● **Work required**
Reproduce the listing below in its entirety. Change nothing.

● **Data shown**
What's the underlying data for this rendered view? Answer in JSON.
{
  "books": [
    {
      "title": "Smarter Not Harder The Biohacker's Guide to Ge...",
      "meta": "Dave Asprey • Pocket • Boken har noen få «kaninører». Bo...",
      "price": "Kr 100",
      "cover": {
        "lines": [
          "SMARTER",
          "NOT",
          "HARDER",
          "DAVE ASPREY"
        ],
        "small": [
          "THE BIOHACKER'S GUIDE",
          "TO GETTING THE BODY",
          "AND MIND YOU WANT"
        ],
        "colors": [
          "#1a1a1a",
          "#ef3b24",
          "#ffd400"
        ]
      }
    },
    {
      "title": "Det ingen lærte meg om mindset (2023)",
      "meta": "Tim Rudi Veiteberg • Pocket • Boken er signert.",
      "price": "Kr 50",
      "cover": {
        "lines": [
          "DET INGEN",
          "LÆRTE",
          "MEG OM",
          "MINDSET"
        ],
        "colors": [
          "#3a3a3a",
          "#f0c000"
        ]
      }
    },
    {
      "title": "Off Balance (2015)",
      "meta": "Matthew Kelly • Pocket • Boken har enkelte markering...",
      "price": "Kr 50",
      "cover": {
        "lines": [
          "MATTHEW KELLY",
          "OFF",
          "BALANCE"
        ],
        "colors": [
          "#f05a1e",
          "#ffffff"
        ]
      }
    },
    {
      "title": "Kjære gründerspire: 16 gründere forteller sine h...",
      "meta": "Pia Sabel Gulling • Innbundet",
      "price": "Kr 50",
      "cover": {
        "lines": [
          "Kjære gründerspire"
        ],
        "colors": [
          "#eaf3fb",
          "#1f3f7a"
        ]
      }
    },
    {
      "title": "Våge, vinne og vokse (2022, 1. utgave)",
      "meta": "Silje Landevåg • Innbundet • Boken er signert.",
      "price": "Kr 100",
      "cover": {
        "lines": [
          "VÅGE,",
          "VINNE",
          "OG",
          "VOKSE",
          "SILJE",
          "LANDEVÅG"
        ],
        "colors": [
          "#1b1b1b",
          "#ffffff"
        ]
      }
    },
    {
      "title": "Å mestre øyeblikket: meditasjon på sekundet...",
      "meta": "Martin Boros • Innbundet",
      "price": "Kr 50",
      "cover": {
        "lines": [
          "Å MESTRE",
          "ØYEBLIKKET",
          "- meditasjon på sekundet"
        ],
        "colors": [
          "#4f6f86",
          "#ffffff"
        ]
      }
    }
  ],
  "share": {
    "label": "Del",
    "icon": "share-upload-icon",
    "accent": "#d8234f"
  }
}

● **Response to the task**
What's the underlying data for this rendered view? Answer in JSON.
{
  "books": [
    {
      "title": "Smarter Not Harder The Biohacker's Guide to Ge...",
      "meta": "Dave Asprey • Pocket • Boken har noen få «kaninører». Bo...",
      "price": "Kr 100",
      "cover": {
        "lines": [
          "SMARTER",
          "NOT",
          "HARDER",
          "DAVE ASPREY"
        ],
        "small": [
          "THE BIOHACKER'S GUIDE",
          "TO GETTING THE BODY",
          "AND MIND YOU WANT"
        ],
        "colors": [
          "#1a1a1a",
          "#ef3b24",
          "#ffd400"
        ]
      }
    },
    {
      "title": "Det ingen lærte meg om mindset (2023)",
      "meta": "Tim Rudi Veiteberg • Pocket • Boken er signert.",
      "price": "Kr 50",
      "cover": {
        "lines": [
          "DET INGEN",
          "LÆRTE",
          "MEG OM",
          "MINDSET"
        ],
        "colors": [
          "#3a3a3a",
          "#f0c000"
        ]
      }
    },
    {
      "title": "Off Balance (2015)",
      "meta": "Matthew Kelly • Pocket • Boken har enkelte markering...",
      "price": "Kr 50",
      "cover": {
        "lines": [
          "MATTHEW KELLY",
          "OFF",
          "BALANCE"
        ],
        "colors": [
          "#f05a1e",
          "#ffffff"
        ]
      }
    },
    {
      "title": "Kjære gründerspire: 16 gründere forteller sine h...",
      "meta": "Pia Sabel Gulling • Innbundet",
      "price": "Kr 50",
      "cover": {
        "lines": [
          "Kjære gründerspire"
        ],
        "colors": [
          "#eaf3fb",
          "#1f3f7a"
        ]
      }
    },
    {
      "title": "Våge, vinne og vokse (2022, 1. utgave)",
      "meta": "Silje Landevåg • Innbundet • Boken er signert.",
      "price": "Kr 100",
      "cover": {
        "lines": [
          "VÅGE,",
          "VINNE",
          "OG",
          "VOKSE",
          "SILJE",
          "LANDEVÅG"
        ],
        "colors": [
          "#1b1b1b",
          "#ffffff"
        ]
      }
    },
    {
      "title": "Å mestre øyeblikket: meditasjon på sekundet...",
      "meta": "Martin Boros • Innbundet",
      "price": "Kr 50",
      "cover": {
        "lines": [
          "Å MESTRE",
          "ØYEBLIKKET",
          "- meditasjon på sekundet"
        ],
        "colors": [
          "#4f6f86",
          "#ffffff"
        ]
      }
    }
  ],
  "share": {
    "label": "Del",
    "icon": "share-upload-icon",
    "accent": "#d8234f"
  }
}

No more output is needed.